These signs may arise due to conditions that are also the reason behind smelly urine. Seek pediatric care if your baby has any of the above-listed symptoms with a strong urine smell.
Treatment For Smelly Urine
Occasional cases of smelly urine may not require any treatment. Babies with persistent strong- or foul-smelling urine should be evaluated and treated. The treatment options may vary depending on the underlying cause.
- Rehydration therapy with intravenous (IV) or oral fluids for dehydration
- Frequent bottle or breastfeeding suggested for maintaining hydration
- Antibiotics for persistent and recurrent urinary tract infections
- Removal of bladder stones
- Control of diabetes and other metabolic disorders
- Maternal diet modifications
- Changing maternal or infant’s medications that may cause abnormal color and smell of urine
Prevention Of Smelly Urine In Babies
Meeting the baby’s fluid requirements through feeding and fluids can dilute urine and reduce the intensity of its smell. Babies will have at least five wet diapers per day with pale or straw yellow urine if they are hydrated well. Diapers should be changed on time to prevent them from stinking. Treating and controlling underlying conditions also help to prevent foul urine odor.
Frequently Asked Questions
1. Why does a baby’s urine smell like ammonia?
Urine is composed of waste products, such as urea, dissolved in water. Urea may disintegrate into ammonia in some conditions. When it is diluted, you may not feel the smell. However, concentrated urine may have a strong odor of ammonia. The following conditions may cause ammonia odor in the urine.
- Bladder stones
- Urinary tract infections (UTIs)
An occasional ammonia smell in a baby’s urine is normal. However, if it persists, pediatricians may order tests to look for kidney or bladder issues.
2. Is smelly urine a sign of teething?
There is no direct link between teething and urine odor. You may look for signs and symptoms of other conditions that may cause strong-smelling urine in babies.
3. Why does a baby’s urine smell like poop?
If your baby’s urine smells like poop, first check for soiled diapers. Feces-smelling urine without signs of bowel movement can be due to a urinary fistula, an abnormal opening connecting the bladder to the intestines. It may cause leakage of feces into the urine, resulting in the poop smell of urine (3). Consult a doctor since it may increase the risk of urinary tract infections and require surgical correction.

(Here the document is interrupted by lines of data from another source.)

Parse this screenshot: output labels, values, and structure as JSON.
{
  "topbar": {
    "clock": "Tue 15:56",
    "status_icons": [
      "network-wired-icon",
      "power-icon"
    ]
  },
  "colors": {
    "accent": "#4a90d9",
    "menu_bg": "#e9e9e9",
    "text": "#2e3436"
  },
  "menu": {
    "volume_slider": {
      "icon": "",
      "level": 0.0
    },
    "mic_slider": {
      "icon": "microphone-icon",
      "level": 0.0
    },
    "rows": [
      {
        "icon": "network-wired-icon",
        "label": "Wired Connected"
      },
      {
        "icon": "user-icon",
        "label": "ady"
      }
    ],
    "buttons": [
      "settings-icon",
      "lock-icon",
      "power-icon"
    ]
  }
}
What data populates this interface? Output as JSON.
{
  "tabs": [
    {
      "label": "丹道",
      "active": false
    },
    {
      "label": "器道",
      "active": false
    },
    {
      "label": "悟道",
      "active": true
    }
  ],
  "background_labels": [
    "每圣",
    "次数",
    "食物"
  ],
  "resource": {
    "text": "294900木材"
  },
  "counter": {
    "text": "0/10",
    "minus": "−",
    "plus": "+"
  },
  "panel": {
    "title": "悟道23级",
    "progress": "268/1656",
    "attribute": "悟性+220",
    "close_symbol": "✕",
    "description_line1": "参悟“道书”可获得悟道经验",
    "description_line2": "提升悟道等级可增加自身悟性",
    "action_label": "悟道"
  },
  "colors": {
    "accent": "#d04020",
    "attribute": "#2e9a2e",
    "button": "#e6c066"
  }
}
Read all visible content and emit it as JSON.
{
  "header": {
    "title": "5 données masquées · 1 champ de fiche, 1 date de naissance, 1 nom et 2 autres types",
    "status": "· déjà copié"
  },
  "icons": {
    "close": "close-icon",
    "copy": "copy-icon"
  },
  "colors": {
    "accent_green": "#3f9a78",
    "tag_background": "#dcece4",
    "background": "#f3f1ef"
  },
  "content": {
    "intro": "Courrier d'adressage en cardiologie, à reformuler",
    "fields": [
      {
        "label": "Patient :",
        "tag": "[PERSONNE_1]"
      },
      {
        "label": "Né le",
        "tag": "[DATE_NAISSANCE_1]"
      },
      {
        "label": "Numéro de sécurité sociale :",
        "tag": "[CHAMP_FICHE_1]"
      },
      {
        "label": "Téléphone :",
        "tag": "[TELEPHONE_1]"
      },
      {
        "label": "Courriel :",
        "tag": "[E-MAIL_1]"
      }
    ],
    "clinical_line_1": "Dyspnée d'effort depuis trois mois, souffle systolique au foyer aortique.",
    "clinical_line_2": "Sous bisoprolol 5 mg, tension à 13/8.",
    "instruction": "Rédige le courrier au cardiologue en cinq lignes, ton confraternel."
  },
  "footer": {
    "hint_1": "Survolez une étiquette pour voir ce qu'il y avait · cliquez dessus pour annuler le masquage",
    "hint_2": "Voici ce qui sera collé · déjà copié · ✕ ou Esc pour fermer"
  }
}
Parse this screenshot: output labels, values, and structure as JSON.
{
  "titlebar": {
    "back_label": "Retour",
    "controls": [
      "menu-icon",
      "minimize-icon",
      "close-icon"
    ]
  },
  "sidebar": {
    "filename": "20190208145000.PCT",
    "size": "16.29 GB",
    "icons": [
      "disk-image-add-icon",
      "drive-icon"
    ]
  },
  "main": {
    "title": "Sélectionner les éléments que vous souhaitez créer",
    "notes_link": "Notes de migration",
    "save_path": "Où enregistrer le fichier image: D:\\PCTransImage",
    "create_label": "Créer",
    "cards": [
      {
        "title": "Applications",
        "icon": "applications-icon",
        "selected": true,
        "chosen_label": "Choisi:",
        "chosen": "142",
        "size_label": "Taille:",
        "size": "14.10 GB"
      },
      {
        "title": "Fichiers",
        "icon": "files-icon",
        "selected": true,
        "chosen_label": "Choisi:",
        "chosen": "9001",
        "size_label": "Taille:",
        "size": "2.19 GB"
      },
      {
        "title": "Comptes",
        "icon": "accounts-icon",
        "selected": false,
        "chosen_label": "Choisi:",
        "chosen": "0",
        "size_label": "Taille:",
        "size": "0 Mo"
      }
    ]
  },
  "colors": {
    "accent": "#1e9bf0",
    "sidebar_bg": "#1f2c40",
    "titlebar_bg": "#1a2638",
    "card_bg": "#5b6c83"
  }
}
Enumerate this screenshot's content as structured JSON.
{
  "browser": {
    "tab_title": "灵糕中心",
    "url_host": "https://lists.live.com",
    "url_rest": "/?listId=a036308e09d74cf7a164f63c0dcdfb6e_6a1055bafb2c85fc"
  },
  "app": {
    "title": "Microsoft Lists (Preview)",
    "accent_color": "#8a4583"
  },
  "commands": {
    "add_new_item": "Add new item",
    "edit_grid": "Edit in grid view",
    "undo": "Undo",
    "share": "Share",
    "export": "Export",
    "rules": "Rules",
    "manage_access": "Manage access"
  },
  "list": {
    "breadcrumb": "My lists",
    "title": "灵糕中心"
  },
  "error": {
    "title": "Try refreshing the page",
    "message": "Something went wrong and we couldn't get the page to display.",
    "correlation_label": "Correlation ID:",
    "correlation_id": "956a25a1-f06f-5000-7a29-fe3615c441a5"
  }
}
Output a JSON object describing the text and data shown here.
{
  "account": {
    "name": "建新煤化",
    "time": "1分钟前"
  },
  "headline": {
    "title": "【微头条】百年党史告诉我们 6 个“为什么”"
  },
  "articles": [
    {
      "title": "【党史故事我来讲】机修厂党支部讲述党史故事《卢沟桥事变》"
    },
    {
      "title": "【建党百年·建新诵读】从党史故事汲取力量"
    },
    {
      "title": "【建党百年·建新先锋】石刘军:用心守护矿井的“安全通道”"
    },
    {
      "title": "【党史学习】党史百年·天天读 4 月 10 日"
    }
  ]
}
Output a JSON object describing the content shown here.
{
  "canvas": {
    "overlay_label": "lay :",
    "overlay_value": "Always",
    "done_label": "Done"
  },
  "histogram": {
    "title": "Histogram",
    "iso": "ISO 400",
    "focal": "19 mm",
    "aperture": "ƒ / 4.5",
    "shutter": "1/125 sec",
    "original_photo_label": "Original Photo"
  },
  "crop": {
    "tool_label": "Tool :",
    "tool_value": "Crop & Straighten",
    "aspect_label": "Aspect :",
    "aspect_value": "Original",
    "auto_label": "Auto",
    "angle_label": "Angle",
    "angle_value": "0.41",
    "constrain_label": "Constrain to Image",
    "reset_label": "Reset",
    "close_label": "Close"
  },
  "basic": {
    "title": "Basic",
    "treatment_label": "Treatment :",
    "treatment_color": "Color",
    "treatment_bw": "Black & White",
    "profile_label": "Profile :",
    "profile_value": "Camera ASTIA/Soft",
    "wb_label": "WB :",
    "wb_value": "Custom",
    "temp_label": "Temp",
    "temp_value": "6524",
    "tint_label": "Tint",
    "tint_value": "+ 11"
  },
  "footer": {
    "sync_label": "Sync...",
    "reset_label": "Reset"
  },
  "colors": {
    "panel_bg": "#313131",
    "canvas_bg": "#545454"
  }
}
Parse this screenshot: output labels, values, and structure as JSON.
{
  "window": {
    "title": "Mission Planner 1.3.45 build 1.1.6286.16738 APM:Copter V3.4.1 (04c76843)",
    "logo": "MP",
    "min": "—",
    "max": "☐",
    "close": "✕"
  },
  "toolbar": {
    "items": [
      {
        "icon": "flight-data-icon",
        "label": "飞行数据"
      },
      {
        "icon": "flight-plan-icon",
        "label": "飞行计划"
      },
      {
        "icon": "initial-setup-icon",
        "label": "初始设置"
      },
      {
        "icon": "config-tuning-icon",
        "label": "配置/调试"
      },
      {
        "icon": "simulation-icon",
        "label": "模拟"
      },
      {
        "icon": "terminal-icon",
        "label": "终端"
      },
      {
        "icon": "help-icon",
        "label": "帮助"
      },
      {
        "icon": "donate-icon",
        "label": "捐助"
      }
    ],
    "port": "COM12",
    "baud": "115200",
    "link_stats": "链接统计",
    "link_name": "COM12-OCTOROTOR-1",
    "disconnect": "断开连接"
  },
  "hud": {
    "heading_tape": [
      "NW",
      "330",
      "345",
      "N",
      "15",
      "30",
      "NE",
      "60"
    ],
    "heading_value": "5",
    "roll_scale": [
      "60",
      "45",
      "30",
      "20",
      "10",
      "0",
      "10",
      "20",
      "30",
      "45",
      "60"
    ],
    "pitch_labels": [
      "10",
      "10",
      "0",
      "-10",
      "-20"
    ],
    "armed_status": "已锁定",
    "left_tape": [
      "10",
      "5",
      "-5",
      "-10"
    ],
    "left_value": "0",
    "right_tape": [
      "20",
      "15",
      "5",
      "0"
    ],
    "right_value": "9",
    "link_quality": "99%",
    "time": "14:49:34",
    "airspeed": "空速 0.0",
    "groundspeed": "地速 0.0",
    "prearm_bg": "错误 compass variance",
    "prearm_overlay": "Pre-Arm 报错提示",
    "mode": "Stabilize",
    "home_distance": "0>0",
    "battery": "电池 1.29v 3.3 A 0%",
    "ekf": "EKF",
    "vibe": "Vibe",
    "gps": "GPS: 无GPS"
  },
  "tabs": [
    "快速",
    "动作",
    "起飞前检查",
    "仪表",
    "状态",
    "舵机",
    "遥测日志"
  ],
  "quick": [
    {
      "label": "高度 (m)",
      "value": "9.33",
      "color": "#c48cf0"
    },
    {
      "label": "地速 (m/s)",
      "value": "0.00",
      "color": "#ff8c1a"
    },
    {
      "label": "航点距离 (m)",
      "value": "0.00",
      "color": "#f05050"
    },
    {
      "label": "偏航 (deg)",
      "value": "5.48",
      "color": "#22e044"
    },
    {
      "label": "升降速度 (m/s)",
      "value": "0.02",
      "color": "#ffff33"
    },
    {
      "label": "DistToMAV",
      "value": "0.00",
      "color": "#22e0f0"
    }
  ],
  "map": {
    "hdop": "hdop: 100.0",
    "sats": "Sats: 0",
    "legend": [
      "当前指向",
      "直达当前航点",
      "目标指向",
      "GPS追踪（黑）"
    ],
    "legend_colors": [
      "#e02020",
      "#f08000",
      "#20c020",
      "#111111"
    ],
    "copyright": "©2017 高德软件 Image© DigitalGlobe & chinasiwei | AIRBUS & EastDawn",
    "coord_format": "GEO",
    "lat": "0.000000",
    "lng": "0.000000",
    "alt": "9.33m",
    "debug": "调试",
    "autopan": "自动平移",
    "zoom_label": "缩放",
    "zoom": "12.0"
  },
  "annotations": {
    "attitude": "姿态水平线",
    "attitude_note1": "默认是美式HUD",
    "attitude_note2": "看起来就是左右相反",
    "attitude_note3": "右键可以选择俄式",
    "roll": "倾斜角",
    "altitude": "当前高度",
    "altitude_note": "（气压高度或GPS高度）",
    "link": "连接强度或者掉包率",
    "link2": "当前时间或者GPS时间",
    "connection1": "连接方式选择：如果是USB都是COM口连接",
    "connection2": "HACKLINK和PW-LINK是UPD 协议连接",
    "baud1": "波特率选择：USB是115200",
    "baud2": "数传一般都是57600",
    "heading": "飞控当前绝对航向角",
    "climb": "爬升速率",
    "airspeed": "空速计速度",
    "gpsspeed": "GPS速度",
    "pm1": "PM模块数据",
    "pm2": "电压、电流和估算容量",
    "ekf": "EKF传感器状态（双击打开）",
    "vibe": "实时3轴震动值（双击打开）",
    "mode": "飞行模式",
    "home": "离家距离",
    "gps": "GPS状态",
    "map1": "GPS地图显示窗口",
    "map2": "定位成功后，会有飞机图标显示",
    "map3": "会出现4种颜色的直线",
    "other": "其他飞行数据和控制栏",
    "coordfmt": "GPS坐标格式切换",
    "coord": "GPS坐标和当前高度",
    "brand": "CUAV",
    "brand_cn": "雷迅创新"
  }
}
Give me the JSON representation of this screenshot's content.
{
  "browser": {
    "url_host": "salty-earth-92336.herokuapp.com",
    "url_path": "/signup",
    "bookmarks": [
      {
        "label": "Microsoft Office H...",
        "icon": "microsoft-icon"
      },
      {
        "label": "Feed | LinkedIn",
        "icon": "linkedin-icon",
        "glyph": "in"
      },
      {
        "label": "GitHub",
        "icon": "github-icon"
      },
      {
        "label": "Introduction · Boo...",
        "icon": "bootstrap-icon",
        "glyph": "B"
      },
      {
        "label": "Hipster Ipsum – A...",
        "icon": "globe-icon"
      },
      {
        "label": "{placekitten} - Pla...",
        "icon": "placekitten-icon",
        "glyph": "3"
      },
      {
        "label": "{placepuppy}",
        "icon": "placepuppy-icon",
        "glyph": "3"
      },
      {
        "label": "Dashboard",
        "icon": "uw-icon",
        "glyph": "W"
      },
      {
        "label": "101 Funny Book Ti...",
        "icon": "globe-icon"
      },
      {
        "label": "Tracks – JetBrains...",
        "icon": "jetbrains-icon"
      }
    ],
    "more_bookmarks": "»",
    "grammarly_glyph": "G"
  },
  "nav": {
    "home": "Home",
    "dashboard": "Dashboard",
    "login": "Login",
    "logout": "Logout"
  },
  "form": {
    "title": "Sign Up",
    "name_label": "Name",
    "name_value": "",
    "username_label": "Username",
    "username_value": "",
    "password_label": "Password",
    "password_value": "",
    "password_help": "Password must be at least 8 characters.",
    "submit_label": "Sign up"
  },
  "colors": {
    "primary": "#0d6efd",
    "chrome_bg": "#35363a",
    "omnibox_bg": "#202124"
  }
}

Inadequate hydration is the usual cause of strong-smelling urine in babies. Changing diapers after long intervals can also give a foul smell to the urine. Increasing breastfeeding frequency or rehydration therapy for oral babies may resolve the problem without complications. However, some underlying conditions such as urinary tract infections, jaundice, diabetes, or maternal medications may cause a foul smell in urine. Check with a pediatrician if the condition doesn’t subside in a few days or if other symptoms such as fever, blood in urine, lethargy, or irritability are involved.
- Strong urine smell in babies could be due to varied reasons such as maternal medications or diet, or lack of milk.
- No need to worry as there are treatments depending on the cause.
- Consult a pediatrician if you notice a persistent foul smell.
2. Urine Odor; Healthgrades
3. Urine Odor; MedlinePlus; US National Library of Medicine